I’ve known for years that this time would come, and that it would likely arrive with little fanfare. My mother, or increasingly more likely, my brother and I, would have to clear out our family home of over fifty years and ready it for sale.
I have a half century’s connection to these rooms, this yard, this place, and the people who have inhabited it in those years, and I guess I’ve intuited that there’s a part of me that will feel a bit unmoored when my key no longer opens the front door – when it’s time for a new family to call this house home.
There’s something about being in this physical space, surrounded by its familiar things that allows me to connect to all of the previous iterations of myself. My dad has been gone for over twenty years, but in the house I am able to conjure him almost fully formed. When we sat around the dining room table, these last 18 years, as my mom basked in the company of her grandkids, I could simultaneously imagine my own grandparents in their familiar seats sharing that space with us.
But the air in the rooms shifted the moment my mother died. Were I to take photos of the house now, leaving aside the possessions we’ve already begun rearranging, the photos could not hold things as they long were. They are already not.

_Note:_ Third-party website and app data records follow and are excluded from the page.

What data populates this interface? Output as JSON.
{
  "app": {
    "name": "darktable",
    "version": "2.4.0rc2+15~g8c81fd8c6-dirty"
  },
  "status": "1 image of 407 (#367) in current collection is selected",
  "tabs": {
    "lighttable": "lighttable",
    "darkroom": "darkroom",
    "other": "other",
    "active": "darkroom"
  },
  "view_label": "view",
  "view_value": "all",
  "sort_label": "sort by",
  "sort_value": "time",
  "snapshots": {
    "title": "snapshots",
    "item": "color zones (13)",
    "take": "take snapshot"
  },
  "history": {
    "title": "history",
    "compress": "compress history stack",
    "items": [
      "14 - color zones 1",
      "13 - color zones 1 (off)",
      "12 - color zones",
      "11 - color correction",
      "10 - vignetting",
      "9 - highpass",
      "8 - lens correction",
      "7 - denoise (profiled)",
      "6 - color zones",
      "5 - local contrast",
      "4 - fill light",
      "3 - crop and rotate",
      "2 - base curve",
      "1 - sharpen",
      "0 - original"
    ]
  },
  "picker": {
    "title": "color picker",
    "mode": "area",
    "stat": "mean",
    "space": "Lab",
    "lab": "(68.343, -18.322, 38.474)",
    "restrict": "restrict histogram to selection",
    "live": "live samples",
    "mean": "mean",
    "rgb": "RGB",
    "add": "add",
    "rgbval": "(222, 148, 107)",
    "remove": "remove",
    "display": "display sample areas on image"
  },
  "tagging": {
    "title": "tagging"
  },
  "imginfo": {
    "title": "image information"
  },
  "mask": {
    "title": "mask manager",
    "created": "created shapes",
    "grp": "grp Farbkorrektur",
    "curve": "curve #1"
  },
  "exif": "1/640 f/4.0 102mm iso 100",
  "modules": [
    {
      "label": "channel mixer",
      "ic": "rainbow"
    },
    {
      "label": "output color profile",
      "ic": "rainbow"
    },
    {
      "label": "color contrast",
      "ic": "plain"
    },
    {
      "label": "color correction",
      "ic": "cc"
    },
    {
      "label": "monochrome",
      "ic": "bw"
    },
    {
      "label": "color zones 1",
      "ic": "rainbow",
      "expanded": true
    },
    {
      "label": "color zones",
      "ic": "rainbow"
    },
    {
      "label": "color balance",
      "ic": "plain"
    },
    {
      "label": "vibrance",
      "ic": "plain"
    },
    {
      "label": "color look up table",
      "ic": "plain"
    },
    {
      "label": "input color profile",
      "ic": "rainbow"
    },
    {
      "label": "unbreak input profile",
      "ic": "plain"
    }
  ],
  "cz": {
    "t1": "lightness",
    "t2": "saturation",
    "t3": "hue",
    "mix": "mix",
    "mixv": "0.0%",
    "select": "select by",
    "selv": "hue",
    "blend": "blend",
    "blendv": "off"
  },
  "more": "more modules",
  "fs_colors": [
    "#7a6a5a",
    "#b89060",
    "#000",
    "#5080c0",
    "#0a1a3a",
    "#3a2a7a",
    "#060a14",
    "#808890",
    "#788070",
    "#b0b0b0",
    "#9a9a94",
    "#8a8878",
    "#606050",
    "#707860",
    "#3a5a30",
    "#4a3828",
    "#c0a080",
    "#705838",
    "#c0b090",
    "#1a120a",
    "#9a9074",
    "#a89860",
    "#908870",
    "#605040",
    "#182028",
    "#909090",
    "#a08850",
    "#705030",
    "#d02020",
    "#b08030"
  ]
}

I think a part of me has known this too – that the moment you begin your leave-taking, it’s already too late to fix the mental picture of how things were on top of how things are. The images like a set of stacked acetates will no longer align to a register. So I’ve been making photos of the house and the neighborhood in which I grew up as long as I’ve been making photos, at the rate of a frame or two almost every time I have visited for well over a decade. Many I’ve shared here before, but I hope you’ll indulge me a highlights reel.
If there is a place that feels a part of you, don’t wait. Make your photos now while its rooms are full of life, just as you’d like to keep them preserved in your imagination. It’s not a substitute for the full sensory experience of inhabiting a beloved place in the company of the people who shaped its meaning for you. But I do believe a photo, carefully made and considered, can sometimes retain an impression of the emotional intention of its maker. Soon enough my only means of revisiting the house will be via memory, and when I lose my sense of the creaks in the floorboards or the particular slant of October light in my old bedroom, it’s my hope that these photos will give a little more shape and substance to these rooms when I want to keep company with them in my mind’s eye.
Be well and take good care,